WASHINGTON, DC — A long-term research study into the potential respiratory effects of working in the cabinet manufacturing and woodworking industries has concluded that there was no statistically significant adverse effects from exposure to wood dust on workers at the factories tested.
The results of the study, made public last month, spell “good news for our employees and our industry,” commented Sharon Kneiss, v.p./regulatory affairs for the Washington, DC-based American Forest & Paper Association (AF&PA).
The six-year, $1.9-million study was commissioned by the AF&PA and 18 other trade associations, including the Kitchen Cabinet Manufacturers Association (KCMA). The study, which was carried out by the Tulane University Medical Center, was conducted among more than 1,100 employees from 10 U.S. factories, including a trio of cabinet manufacturing facilities, according to the Reston, VA-based KCMA.
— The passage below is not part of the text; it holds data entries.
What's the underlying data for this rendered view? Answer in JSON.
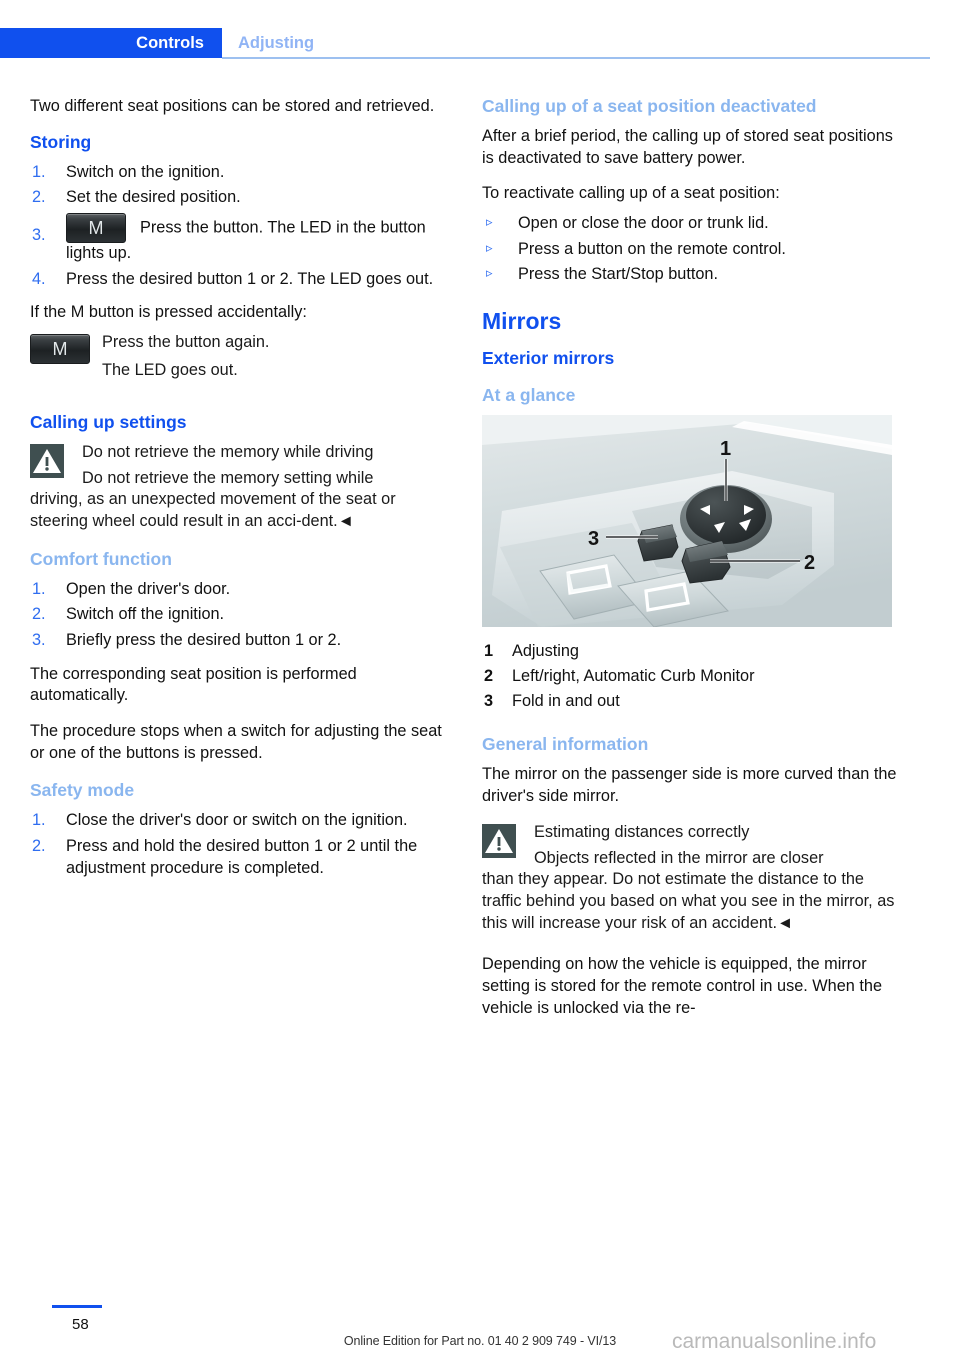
{
  "header": {
    "tab_active": "Controls",
    "tab_inactive": "Adjusting"
  },
  "colors": {
    "accent_blue": "#1050ee",
    "light_blue": "#8ab6ef",
    "rule_blue": "#9dc0f0",
    "warn_icon_bg": "#3f4f50",
    "m_button_bg": "#232729"
  },
  "left_column": {
    "intro": "Two different seat positions can be stored and retrieved.",
    "storing": {
      "heading": "Storing",
      "steps": [
        {
          "num": "1.",
          "text": "Switch on the ignition."
        },
        {
          "num": "2.",
          "text": "Set the desired position."
        },
        {
          "num": "3.",
          "icon": "m-button-icon",
          "text": "Press the button. The LED in the button lights up."
        },
        {
          "num": "4.",
          "text": "Press the desired button 1 or 2. The LED goes out."
        }
      ],
      "accidental_intro": "If the M button is pressed accidentally:",
      "accidental_icon": "m-button-icon",
      "accidental_line1": "Press the button again.",
      "accidental_line2": "The LED goes out."
    },
    "calling_up_settings": {
      "heading": "Calling up settings",
      "warning_icon": "warning-triangle-icon",
      "warning_title": "Do not retrieve the memory while driving",
      "warning_body_first": "Do not retrieve the memory setting while",
      "warning_body_rest": "driving, as an unexpected movement of the seat or steering wheel could result in an acci-dent.◄"
    },
    "comfort_function": {
      "heading": "Comfort function",
      "steps": [
        {
          "num": "1.",
          "text": "Open the driver's door."
        },
        {
          "num": "2.",
          "text": "Switch off the ignition."
        },
        {
          "num": "3.",
          "text": "Briefly press the desired button 1 or 2."
        }
      ],
      "para1": "The corresponding seat position is performed automatically.",
      "para2": "The procedure stops when a switch for adjusting the seat or one of the buttons is pressed."
    },
    "safety_mode": {
      "heading": "Safety mode",
      "steps": [
        {
          "num": "1.",
          "text": "Close the driver's door or switch on the ignition."
        },
        {
          "num": "2.",
          "text": "Press and hold the desired button 1 or 2 until the adjustment procedure is completed."
        }
      ]
    }
  },
  "right_column": {
    "calling_deactivated": {
      "heading": "Calling up of a seat position deactivated",
      "para1": "After a brief period, the calling up of stored seat positions is deactivated to save battery power.",
      "para2": "To reactivate calling up of a seat position:",
      "bullets": [
        {
          "marker": "▹",
          "text": "Open or close the door or trunk lid."
        },
        {
          "marker": "▹",
          "text": "Press a button on the remote control."
        },
        {
          "marker": "▹",
          "text": "Press the Start/Stop button."
        }
      ]
    },
    "mirrors": {
      "heading": "Mirrors",
      "sub_heading": "Exterior mirrors",
      "at_a_glance": "At a glance",
      "figure": {
        "alt": "door-panel-mirror-control-switches",
        "callouts": [
          "1",
          "2",
          "3"
        ]
      },
      "legend": [
        {
          "num": "1",
          "text": "Adjusting"
        },
        {
          "num": "2",
          "text": "Left/right, Automatic Curb Monitor"
        },
        {
          "num": "3",
          "text": "Fold in and out"
        }
      ],
      "general_information": {
        "heading": "General information",
        "para1": "The mirror on the passenger side is more curved than the driver's side mirror.",
        "warning_icon": "warning-triangle-icon",
        "warning_title": "Estimating distances correctly",
        "warning_body_first": "Objects reflected in the mirror are closer",
        "warning_body_rest": "than they appear. Do not estimate the distance to the traffic behind you based on what you see in the mirror, as this will increase your risk of an accident.◄",
        "para2": "Depending on how the vehicle is equipped, the mirror setting is stored for the remote control in use. When the vehicle is unlocked via the re-"
      }
    }
  },
  "footer": {
    "page_number": "58",
    "edition": "Online Edition for Part no. 01 40 2 909 749 - VI/13",
    "watermark": "carmanualsonline.info"
  },
  "icons": {
    "m_button_glyph": "M"
  }
}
“The results [of this research study] will aid in the development of a sound, scientific basis for safe wood dust exposure levels, and also ensure the continued health and safety of our industry workers,” KCMA executive v.p. Dick Titus stressed.